Description of the task: Each line of the records that includes "hint" should be found and copied.

Records for processing:
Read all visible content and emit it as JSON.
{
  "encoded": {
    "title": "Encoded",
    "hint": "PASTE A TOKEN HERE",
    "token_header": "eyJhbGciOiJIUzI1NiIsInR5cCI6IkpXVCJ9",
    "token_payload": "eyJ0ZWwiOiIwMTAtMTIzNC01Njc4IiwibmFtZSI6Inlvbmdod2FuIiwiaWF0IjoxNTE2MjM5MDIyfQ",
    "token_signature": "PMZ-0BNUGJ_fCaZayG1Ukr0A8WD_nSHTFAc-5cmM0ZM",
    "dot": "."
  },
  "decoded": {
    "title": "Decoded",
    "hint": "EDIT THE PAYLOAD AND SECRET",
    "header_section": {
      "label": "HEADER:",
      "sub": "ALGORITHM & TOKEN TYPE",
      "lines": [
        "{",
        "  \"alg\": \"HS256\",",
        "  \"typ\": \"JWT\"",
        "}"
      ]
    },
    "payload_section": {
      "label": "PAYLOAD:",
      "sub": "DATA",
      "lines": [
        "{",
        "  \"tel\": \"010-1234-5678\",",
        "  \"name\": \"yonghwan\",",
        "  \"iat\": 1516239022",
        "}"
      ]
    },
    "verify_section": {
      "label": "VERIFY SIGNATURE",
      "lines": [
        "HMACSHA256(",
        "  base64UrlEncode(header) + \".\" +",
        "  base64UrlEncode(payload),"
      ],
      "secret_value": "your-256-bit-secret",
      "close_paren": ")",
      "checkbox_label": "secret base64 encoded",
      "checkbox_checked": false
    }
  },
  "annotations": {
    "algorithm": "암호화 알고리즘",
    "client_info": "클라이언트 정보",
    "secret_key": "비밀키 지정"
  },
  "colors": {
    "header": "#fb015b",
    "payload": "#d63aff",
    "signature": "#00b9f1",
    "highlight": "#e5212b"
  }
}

Task response:
    "hint": "PASTE A TOKEN HERE",
    "hint": "EDIT THE PAYLOAD AND SECRET",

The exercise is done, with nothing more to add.